Aim of the task
For this exercise, please find the lines in the entries that include the word "Pages" and copy them.

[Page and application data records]
════════════════
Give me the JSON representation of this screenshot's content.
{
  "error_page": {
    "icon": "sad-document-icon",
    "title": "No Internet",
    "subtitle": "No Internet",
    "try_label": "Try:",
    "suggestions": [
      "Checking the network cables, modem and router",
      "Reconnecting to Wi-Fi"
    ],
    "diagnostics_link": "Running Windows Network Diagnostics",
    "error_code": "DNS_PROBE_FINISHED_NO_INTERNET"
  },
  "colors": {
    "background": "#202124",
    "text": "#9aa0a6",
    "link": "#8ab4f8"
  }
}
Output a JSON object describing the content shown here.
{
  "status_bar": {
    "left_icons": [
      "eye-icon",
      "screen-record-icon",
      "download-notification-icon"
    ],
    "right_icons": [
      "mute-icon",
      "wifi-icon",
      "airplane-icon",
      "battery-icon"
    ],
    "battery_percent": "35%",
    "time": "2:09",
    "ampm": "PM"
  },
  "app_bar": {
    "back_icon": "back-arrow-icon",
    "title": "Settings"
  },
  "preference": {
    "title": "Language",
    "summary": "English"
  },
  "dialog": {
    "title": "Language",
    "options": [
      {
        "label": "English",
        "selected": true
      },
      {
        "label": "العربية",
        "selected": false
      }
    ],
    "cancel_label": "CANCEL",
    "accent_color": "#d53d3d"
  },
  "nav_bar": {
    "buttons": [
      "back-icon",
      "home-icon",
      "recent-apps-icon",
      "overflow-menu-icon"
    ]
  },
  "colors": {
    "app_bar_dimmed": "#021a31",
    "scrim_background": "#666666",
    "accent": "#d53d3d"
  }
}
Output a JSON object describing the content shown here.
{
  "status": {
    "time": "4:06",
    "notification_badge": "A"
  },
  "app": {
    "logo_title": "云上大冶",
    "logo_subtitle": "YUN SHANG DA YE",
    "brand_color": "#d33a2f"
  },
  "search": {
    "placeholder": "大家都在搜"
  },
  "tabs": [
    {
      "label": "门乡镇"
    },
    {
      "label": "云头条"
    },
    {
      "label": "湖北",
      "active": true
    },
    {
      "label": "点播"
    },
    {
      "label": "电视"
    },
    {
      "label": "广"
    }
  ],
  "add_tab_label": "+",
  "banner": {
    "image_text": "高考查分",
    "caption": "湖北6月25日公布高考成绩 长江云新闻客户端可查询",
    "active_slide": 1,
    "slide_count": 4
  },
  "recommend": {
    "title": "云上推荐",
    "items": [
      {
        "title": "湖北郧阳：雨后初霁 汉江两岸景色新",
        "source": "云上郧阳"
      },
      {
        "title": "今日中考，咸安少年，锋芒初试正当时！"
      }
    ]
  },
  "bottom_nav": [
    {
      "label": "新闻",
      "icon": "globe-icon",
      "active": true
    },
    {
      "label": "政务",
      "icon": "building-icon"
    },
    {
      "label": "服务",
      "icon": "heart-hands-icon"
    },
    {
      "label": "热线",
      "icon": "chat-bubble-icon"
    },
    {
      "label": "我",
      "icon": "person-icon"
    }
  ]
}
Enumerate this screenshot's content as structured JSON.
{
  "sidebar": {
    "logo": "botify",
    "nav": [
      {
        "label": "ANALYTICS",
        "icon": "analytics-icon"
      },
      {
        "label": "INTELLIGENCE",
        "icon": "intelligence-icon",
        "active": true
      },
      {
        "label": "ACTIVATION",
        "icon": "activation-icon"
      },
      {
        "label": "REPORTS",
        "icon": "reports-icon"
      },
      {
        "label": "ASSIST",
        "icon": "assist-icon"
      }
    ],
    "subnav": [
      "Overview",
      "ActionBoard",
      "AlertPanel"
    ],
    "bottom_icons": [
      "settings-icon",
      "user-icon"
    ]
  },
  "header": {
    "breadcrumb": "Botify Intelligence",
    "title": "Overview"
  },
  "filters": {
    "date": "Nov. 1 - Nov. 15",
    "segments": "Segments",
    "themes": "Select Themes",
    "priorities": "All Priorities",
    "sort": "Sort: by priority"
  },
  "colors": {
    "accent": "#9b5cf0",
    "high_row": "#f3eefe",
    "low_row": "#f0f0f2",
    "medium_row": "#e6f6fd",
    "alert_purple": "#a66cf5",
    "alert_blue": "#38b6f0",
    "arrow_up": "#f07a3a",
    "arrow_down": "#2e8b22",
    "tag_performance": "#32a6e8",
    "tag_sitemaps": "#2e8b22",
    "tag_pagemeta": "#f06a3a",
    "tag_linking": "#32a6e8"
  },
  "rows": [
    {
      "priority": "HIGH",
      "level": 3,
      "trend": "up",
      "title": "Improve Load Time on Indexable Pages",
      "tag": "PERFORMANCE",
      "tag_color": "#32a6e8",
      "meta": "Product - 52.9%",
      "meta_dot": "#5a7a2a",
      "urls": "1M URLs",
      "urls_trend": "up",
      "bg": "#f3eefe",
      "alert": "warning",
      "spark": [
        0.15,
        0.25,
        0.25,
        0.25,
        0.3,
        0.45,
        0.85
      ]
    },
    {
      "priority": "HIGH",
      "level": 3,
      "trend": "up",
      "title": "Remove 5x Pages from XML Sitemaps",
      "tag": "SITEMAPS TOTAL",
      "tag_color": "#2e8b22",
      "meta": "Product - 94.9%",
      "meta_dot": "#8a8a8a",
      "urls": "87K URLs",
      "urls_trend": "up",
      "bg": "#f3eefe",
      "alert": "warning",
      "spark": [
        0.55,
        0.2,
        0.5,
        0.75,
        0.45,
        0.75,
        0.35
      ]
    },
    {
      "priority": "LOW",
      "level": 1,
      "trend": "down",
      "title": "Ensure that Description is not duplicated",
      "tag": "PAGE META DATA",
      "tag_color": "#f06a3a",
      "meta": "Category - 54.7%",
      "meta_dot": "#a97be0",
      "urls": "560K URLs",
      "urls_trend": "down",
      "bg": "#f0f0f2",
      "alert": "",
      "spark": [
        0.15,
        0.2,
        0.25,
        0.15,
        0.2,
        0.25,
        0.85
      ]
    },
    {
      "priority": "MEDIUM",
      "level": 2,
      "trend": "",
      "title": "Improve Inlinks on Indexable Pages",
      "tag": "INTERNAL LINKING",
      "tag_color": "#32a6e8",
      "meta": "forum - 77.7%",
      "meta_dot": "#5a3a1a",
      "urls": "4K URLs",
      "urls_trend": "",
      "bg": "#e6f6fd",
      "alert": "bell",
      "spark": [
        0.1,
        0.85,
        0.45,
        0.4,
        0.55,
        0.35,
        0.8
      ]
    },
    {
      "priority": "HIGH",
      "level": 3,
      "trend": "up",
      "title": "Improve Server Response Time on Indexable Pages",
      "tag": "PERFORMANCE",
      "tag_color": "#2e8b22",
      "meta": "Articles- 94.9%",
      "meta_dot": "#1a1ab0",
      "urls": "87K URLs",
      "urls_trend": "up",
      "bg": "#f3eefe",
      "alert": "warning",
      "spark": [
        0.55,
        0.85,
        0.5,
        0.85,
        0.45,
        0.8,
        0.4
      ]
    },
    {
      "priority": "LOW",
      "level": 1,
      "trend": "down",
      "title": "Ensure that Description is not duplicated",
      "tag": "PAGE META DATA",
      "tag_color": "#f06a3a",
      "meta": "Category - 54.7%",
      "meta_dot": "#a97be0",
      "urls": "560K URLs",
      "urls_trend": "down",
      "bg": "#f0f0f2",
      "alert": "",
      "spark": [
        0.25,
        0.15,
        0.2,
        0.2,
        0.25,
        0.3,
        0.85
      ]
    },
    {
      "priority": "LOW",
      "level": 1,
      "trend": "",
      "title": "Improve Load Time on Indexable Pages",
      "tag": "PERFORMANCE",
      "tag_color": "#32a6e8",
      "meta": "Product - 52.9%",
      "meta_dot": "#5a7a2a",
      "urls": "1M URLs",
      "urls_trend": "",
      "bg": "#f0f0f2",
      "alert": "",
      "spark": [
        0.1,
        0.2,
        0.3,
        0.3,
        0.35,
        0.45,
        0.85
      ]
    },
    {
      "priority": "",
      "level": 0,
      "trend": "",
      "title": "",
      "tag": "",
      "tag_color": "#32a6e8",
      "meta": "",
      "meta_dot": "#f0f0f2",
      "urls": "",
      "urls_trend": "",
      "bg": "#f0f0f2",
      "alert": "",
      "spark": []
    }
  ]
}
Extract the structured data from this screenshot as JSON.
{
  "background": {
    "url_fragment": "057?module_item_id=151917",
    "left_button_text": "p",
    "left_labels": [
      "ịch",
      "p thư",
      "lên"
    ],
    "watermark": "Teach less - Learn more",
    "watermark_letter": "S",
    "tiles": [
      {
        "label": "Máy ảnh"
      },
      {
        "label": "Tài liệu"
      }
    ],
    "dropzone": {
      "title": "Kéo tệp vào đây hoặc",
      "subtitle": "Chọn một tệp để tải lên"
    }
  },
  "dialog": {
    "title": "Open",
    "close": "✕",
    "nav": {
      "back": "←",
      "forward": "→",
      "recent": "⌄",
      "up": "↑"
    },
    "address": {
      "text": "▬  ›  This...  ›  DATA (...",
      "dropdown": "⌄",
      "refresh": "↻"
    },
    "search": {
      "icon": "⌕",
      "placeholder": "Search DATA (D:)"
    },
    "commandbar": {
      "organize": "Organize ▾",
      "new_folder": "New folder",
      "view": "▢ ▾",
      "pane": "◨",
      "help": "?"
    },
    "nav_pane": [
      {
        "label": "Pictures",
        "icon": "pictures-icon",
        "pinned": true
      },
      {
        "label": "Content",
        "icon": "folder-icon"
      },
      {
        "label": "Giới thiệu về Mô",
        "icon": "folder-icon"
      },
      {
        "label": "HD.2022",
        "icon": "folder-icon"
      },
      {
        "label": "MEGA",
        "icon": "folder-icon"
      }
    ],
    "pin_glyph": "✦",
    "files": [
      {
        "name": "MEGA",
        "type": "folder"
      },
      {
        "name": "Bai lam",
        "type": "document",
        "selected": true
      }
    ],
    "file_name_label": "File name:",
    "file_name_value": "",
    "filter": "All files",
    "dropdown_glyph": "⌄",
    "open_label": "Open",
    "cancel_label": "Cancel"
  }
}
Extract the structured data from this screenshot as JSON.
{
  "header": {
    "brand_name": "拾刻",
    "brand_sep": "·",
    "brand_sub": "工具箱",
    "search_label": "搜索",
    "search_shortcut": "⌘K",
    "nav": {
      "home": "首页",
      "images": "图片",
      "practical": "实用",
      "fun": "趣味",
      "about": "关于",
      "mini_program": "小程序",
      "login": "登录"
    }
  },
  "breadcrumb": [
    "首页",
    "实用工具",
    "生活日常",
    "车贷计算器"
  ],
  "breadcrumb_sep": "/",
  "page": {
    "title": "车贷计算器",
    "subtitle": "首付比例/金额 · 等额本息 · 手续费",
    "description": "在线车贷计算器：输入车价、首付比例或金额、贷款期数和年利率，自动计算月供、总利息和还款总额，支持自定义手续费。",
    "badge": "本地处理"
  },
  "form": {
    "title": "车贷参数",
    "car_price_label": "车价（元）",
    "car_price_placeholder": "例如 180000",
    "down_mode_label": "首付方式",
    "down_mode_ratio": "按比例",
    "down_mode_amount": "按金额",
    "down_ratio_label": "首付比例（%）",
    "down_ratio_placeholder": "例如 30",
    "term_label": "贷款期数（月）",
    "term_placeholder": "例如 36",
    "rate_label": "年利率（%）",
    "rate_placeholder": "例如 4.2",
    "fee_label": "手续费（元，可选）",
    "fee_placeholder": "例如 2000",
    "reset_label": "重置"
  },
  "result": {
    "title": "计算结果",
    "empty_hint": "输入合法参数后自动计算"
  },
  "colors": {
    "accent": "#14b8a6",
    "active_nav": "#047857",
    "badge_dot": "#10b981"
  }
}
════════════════
Expected answer
      "title": "Improve Load Time on Indexable Pages",
      "title": "Remove 5x Pages from XML Sitemaps",
      "title": "Improve Inlinks on Indexable Pages",
      "title": "Improve Server Response Time on Indexable Pages",
      "title": "Improve Load Time on Indexable Pages",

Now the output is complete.